What is needed: I would like every line of the records below that contains the word "this" copied.

** Opening Dataset records block **

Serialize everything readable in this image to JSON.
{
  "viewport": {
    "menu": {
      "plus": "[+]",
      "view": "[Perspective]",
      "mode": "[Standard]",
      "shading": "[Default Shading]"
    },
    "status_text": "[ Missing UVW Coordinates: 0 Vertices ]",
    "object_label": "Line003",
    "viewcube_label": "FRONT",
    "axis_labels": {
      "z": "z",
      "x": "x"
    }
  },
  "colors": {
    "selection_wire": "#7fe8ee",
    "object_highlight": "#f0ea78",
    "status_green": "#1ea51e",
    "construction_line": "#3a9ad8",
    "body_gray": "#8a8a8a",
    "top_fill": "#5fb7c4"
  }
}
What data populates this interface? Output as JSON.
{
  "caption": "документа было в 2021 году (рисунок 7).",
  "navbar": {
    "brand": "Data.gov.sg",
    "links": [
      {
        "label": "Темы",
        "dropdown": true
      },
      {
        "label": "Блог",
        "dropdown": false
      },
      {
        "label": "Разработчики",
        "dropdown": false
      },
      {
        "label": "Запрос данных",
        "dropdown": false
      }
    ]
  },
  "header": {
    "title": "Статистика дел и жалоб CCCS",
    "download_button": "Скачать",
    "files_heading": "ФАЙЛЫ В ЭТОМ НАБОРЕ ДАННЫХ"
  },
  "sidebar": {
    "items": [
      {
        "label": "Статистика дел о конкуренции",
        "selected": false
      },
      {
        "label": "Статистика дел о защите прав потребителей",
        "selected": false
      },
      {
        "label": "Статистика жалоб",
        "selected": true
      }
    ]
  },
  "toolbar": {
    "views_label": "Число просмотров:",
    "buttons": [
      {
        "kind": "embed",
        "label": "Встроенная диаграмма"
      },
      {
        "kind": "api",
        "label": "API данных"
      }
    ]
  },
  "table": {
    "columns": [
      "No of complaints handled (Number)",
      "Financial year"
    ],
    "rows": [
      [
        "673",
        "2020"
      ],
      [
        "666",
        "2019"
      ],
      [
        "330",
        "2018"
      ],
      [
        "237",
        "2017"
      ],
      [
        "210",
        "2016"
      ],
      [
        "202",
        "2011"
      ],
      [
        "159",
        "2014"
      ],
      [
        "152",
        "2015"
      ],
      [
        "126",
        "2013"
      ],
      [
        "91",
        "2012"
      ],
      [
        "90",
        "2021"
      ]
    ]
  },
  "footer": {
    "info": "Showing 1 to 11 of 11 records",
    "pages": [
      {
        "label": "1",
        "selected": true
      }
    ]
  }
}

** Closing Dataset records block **

Expected answer:
Serialize everything readable in this image to JSON.
What data populates this interface? Output as JSON.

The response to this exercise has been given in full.